_Assignment_
Within the material that follows, how many lines include the string "icon"? Answer with the number and nothing more.

#### Record excerpts ####

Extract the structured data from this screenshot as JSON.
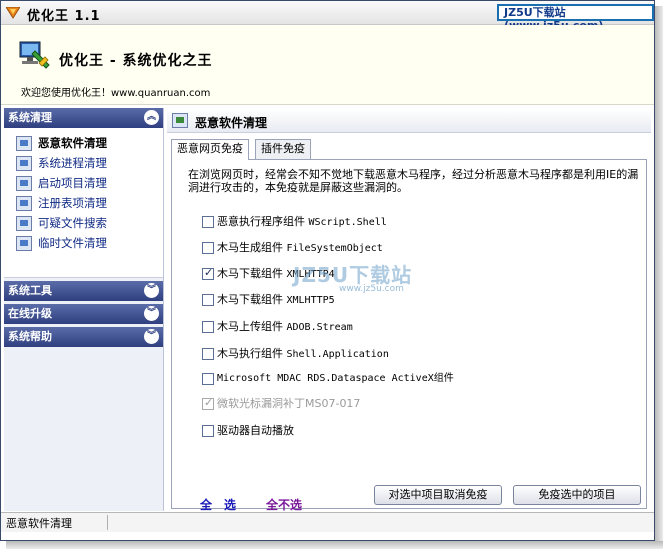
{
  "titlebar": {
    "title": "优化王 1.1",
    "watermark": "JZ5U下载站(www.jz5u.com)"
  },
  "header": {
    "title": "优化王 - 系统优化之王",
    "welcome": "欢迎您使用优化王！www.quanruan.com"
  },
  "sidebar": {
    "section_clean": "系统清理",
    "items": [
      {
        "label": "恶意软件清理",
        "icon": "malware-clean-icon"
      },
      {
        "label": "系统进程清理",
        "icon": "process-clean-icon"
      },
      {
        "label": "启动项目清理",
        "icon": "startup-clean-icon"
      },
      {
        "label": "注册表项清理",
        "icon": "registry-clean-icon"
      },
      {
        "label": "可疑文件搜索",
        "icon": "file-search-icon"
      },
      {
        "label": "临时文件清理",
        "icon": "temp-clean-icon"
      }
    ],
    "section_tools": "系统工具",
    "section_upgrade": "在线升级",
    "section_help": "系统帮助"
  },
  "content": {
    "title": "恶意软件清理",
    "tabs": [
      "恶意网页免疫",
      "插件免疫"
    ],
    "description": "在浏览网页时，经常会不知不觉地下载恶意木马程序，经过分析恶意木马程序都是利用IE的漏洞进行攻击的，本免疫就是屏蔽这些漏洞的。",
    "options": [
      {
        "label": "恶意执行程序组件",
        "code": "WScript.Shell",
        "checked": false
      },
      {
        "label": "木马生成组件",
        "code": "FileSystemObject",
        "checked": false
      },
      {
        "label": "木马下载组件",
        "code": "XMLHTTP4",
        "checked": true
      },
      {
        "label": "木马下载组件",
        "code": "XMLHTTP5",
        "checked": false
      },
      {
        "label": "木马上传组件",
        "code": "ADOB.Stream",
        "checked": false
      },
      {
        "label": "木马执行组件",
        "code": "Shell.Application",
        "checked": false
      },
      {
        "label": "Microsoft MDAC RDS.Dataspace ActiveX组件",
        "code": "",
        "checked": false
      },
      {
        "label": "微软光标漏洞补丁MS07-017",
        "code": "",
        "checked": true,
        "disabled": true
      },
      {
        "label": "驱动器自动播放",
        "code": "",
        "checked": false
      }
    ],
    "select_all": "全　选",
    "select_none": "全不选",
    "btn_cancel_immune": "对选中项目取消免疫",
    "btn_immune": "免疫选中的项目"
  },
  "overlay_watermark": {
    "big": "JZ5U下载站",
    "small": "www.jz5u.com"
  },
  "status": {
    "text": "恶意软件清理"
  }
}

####

_Solution for this problem_
6